By Ann O'Loughlin
An application to extend businessman Sean Dunne's Irish bankruptcy due to alleged non-co-operation has opened before the High Court.
Lawyers acting for the Official Assignee in Bankruptcy Mr Chris Lehane, the official in charge of the administration of Mr Dunne's estate told the High Court the extension was being sought on several grounds, including his failure to provide information on assets allegedly under his control at the time he was adjudicated a bankrupt.
Opening the application, Mark Sanfey SC for Mr Lehane said Mr Dunne did not co-operate with his client between 2013 to early 2016. Mr Dunne denies the claim and opposes the application.
Counsel said the lack of co-operation included a failure by Mr Dunne to provide the Official Assignee with his address and a failure to provide Mr Lehane with information and explanations concerning assets Mr Dunne "either owned or ostensibly controlled at the time of his adjudication."
Some of these assets it has been claimed are not owned by Mr Dunne but by members of his family or held in trusts and are not part of the bankrupt's estate.
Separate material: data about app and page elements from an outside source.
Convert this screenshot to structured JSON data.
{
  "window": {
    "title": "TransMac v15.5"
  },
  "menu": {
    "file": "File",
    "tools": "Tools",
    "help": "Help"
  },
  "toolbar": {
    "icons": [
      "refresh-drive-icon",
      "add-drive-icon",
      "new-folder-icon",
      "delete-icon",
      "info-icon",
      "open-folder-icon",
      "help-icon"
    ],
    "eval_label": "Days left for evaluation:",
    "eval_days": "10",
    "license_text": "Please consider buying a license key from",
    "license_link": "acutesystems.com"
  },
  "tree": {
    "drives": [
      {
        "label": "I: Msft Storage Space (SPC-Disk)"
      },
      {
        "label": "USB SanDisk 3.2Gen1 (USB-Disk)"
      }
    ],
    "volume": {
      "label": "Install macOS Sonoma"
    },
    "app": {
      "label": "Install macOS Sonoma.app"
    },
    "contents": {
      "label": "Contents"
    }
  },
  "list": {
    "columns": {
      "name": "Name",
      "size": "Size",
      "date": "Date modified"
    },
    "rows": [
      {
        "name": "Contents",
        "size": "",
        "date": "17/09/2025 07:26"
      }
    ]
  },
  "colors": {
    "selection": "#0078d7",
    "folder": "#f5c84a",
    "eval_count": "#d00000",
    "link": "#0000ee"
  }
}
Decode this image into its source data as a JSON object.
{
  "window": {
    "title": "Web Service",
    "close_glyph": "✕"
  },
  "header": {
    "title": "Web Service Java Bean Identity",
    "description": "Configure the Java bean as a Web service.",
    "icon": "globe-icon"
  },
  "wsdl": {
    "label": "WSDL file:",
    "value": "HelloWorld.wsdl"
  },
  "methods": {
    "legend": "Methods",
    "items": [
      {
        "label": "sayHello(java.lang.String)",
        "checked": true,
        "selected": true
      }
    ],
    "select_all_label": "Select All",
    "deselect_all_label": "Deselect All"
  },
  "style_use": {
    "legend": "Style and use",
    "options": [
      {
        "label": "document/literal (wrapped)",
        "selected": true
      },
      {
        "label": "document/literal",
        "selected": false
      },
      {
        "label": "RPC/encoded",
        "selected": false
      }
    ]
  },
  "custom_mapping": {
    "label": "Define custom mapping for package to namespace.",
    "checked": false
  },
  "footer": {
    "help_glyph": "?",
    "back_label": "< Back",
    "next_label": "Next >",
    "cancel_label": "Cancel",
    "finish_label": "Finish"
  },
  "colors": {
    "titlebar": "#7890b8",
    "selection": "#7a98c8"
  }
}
It is also claimed Mr Dunne did not attend for interview with the Official Assignee which he was required to do, until early 2016.
Mr Dunne's Irish bankruptcy was due to expire July 2016, but has been extended pending the outcome of the full hearing concerning whether any extension, which can be for a maximum five years, should be granted.
Ulster Bank petitioned the High Court in February 2013 to have Mr Dunne adjudicated bankrupt here over default on some €164m loans.
The following month, Mr Dunne filed for bankruptcy in Connecticut, US, when he claimed to have debts of $1bn and assets of $55m.
In May 2016 Mr Lehane initiated the bankruptcy extension application due to Mr Dunne's alleged non-co-operation,
Mr Dunne, represented by Barra McGrory QC, denies the allegations he has failed to co-operate and has opposed the application to have his bankruptcy extended.
Several parties involved in the case are to be cross-examined on sworn statements provided to the court.
The first witness to take the stand was US lawyer Mr Timothy Miltenberger, the lawyer acting for the "Chapter 7" trustee dealing with Mr Dunne's US bankruptcy.
Under cross-examination from Mr McGrory, Mr Miltenberger said Mr Dunne had not fully co-operated with his client.
When it was put to him by counsel that attempts were made to keep Mr Dunne in bankruptcy Mr Miltenberger said he had written to the Official Assignee's lawyers in November 2016 expressing his client's fears Mr Dunne might not co-operate with the US trustee if the businessman was discharged from his Irish bankruptcy.
The lack of co-operation was in relation to US court proceedings against other parties arising out of the bankruptcy, although it was accepted Mr Dunne himself is not a party to those proceedings.
Both Mr Lehane and Mr Dunne are due to be cross-examined during the hearing,
The application, being heard by Ms Justice Caroline Costello continues and is expected to last for several days.